13 Dec 2018 | 2 min read
A few months back, I bet my money on teaching myself Golang. There were a few reasons I wanted to take a look at Go. The first one was easy packaging and gRPC support. The next was the concurrency model and how goroutines worked. The last of the community and resources around the language and ecosystem.
After spending a few hours on youtube and reading a few articles and tutorials, I was convinced that I needed a good place for fundamentals. After all, without the basics, we are just doing guesswork based on trial and error. I looked into a few books to read and video courses to take.
I started by spending a few hours following through the Go crash course to get a feel of the language and constructs.
After this was done, I got my hands on the best intro book I have ever read for the programming language Go in Action. "Go in Action")
These authors, do such an amazing job and the examples used in the book are practical and thought-provoking. The first chapter gives you a taste of how to use Goroutines and concurrency effectively in your applications. Explanations on how the internals work from Arrays, Slices, Maps to Interfaces.
This book was just great. But, I was missing something. I wanted to practice what I learned. So like in most other cases, I was thinking of something to build. Generally, when you need to use a different stack at work for a project you also end up learning the stack well. And I thought, why not. After a week or two later, I realized that this was not helping. Purely because some of the constructs and how they are used are a bit foreign to me. So I found it to be less natural. When I was thinking about a way to overcome things I recalled watching this video by Cameron Price on Micropatterns.

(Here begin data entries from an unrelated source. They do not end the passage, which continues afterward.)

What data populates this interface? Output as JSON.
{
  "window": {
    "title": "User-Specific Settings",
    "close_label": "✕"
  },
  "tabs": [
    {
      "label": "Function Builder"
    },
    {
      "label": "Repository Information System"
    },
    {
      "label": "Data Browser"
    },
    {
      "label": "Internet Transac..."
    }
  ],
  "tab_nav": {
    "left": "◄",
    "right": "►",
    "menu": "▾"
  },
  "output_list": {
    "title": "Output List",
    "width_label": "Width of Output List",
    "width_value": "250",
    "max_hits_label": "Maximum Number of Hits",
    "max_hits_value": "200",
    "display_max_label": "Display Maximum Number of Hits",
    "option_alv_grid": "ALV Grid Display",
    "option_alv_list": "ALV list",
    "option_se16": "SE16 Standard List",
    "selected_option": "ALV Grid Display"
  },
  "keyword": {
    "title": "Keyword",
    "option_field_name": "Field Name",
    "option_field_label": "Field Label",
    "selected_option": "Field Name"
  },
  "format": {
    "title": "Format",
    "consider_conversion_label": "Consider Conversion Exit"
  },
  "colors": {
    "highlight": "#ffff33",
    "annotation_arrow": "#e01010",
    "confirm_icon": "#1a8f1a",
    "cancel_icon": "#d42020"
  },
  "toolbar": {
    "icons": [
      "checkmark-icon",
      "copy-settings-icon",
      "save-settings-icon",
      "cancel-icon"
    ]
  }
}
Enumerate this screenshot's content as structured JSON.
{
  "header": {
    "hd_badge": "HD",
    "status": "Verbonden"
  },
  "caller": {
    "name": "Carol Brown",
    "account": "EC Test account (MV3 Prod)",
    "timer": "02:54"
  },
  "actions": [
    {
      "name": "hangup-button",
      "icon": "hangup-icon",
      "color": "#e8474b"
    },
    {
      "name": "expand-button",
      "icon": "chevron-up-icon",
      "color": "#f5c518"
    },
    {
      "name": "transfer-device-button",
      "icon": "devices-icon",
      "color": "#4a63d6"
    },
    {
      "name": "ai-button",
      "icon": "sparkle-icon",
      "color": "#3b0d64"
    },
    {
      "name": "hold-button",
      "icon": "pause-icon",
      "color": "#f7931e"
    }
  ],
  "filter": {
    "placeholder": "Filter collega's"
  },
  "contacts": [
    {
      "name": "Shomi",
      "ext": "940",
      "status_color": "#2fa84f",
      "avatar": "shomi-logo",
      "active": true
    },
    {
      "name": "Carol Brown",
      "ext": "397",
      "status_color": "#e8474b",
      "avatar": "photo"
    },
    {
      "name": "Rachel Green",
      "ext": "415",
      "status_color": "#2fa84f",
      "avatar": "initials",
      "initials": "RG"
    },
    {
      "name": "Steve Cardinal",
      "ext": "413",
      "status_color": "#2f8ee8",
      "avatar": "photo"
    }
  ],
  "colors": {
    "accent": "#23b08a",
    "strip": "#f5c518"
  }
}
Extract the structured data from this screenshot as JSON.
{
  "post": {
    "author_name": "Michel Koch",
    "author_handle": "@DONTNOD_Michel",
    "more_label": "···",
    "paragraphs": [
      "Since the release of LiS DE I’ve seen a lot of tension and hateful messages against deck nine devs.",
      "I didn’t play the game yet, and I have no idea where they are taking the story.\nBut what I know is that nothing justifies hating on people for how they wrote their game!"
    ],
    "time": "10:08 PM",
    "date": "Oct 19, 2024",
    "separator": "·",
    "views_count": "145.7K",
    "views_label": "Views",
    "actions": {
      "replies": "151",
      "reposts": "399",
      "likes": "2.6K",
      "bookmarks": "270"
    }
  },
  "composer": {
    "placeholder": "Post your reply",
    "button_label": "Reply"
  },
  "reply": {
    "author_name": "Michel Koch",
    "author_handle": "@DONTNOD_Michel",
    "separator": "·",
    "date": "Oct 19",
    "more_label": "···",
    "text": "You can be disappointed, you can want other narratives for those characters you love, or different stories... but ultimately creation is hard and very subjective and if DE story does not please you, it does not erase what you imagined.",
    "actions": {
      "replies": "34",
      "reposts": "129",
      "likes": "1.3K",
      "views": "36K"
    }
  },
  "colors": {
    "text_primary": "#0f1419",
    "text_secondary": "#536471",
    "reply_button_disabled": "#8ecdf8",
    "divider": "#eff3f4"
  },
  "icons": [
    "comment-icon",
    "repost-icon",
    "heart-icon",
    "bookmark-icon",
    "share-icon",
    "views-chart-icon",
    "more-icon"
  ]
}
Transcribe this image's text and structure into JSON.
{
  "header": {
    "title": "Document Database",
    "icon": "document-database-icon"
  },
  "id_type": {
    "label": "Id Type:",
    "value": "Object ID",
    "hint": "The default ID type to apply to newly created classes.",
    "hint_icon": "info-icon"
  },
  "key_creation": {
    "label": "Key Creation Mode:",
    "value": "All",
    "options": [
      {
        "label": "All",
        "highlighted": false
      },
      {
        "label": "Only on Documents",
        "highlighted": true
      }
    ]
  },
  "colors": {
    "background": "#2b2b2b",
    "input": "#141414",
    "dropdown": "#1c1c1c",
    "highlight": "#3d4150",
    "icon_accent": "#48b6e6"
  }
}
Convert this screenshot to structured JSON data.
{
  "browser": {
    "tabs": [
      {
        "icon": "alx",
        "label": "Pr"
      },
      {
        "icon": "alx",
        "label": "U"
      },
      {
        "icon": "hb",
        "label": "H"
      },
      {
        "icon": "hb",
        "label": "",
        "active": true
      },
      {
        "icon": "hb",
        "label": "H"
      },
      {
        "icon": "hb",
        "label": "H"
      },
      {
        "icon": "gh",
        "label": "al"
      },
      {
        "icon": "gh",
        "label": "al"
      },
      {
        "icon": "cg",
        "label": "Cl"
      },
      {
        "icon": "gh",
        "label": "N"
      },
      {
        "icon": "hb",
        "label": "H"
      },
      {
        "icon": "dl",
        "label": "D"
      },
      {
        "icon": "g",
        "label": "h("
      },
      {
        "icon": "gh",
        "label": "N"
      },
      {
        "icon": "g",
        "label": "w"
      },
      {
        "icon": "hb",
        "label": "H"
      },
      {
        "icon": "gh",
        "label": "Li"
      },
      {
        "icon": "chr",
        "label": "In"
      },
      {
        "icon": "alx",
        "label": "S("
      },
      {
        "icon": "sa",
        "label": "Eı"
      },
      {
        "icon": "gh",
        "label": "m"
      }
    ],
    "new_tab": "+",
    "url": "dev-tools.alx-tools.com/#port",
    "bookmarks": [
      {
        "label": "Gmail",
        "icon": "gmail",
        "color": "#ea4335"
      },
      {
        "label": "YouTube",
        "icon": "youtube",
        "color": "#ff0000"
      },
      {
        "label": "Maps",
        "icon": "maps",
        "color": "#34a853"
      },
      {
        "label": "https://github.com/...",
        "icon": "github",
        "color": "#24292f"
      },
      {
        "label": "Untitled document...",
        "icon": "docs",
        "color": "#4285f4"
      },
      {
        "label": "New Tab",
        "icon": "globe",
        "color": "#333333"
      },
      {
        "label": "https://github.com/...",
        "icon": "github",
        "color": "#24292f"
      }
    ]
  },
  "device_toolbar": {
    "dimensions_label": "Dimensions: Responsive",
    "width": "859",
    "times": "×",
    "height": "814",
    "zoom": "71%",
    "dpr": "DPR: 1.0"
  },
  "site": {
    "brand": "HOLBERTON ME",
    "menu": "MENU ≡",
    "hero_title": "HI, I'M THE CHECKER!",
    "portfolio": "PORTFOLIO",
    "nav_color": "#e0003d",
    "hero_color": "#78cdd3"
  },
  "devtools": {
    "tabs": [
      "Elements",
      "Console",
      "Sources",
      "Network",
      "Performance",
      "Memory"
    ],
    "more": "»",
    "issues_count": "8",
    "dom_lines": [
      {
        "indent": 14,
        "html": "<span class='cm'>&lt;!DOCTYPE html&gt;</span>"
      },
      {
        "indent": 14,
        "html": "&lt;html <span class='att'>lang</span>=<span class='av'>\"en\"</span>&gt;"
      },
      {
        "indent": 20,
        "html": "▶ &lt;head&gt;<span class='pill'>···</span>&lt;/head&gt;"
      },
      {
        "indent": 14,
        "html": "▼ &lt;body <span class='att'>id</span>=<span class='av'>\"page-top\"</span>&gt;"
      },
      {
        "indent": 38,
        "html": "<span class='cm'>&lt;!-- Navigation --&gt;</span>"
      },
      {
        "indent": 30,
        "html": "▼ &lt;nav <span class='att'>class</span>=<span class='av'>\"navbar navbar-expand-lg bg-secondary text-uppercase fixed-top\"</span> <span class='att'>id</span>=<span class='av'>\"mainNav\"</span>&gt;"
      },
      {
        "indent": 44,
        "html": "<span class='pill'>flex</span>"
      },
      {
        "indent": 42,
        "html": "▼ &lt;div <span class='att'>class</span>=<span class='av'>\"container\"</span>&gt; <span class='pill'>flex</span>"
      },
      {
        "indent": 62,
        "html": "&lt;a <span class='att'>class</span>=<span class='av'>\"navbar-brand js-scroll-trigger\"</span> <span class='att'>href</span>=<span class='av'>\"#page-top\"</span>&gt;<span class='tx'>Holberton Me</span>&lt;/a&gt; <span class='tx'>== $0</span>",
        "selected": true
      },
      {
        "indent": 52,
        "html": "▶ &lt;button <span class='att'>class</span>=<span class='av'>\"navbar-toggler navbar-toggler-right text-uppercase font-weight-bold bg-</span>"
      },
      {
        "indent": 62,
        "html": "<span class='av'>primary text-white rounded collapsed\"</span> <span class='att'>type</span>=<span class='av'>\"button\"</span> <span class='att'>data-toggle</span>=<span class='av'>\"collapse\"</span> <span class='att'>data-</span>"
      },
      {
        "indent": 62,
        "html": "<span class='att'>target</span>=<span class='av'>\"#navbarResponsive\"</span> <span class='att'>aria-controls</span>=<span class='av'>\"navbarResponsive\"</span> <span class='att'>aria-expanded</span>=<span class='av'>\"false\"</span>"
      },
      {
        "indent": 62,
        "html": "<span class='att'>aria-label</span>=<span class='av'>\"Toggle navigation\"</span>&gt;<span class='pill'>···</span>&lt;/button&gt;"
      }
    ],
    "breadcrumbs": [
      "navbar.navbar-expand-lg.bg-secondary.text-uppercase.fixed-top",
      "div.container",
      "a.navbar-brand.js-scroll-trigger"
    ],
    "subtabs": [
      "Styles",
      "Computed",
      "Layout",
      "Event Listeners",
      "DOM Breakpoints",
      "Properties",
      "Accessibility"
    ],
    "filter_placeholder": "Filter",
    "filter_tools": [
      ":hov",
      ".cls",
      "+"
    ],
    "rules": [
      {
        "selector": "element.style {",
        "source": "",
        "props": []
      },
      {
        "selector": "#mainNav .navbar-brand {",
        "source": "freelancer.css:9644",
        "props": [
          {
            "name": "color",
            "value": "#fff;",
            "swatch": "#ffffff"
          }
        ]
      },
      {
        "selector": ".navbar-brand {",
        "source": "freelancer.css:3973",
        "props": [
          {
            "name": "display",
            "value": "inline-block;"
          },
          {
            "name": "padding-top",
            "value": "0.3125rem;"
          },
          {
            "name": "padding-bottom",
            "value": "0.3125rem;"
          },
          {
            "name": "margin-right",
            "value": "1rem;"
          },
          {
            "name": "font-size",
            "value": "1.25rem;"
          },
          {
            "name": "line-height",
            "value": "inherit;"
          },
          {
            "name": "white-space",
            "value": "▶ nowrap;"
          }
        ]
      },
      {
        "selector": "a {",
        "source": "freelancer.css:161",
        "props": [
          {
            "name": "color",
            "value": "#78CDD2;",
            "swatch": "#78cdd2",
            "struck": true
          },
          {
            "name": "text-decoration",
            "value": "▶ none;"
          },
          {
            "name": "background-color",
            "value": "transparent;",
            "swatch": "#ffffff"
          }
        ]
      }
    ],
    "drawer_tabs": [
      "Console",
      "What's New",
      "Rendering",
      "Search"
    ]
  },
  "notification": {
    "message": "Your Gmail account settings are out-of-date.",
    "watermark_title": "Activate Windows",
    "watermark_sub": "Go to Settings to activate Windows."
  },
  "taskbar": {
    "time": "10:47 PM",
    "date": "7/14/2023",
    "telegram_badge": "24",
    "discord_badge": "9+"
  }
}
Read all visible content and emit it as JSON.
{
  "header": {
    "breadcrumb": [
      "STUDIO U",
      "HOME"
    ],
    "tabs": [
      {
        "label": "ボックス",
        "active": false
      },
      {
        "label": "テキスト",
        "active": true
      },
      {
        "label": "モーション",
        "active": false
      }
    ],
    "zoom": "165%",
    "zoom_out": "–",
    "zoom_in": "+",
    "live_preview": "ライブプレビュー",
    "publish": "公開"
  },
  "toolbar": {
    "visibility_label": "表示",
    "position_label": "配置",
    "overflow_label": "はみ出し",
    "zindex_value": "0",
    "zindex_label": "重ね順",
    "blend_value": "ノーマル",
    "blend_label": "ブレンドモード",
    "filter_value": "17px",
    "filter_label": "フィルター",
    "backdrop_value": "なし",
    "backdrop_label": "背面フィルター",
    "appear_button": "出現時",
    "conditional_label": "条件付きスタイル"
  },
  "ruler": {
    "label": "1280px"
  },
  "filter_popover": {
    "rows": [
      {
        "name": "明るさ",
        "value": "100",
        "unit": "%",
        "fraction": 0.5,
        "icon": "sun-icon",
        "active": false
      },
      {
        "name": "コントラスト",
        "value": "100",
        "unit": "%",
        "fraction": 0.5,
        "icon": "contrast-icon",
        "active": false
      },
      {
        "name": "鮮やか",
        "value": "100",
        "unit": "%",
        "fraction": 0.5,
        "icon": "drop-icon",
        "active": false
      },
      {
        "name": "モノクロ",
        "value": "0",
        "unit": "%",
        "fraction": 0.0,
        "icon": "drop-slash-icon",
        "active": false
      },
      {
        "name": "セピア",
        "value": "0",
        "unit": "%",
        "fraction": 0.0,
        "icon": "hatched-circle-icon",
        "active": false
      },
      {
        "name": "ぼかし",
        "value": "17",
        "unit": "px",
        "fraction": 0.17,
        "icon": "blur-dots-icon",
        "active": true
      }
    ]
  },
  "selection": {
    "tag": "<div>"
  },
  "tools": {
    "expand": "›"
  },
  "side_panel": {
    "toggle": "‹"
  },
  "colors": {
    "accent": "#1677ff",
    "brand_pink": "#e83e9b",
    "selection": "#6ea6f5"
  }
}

Here, he discussed how he was able to learn Elixir by taking small steps and solving small problems. After watching this, I decided to start the Go track exercism.io
Once starting the track I also got myself a copy of the Little Go Book I ended up using the little go book as a reference whenever I want to refresh some topic quickly. And if I want to re-read an area completely, I would go back to the chapters involved in Go in Action. With all of these in hand, I am currently in the process of polishing up my fundamentals with Go programming.
The mentored track on exercism.io makes learning much more fun with the community giving you feedback on how to solve a problem. Looking at the published community answers for the same problem gives you insights into what was the thought process in other developers, what they did well, and what you can learn from each other.
So far, in my opinion, this has been the most productive learning experience I have had for the past 5+ years. And these micropatterns or problems I solve gives me insights into little details I would miss otherwise if I was building an entry-level app to learn the language and ecosystem.
Here is a bunch of other places you can easily find answers to your questions when you learn Go lang,
- Q&A: stackoverflow.com
- A curated list of resources: https://github.com/avelino/awesome-go
- Slack channel: https://invite.slack.golangbridge.org/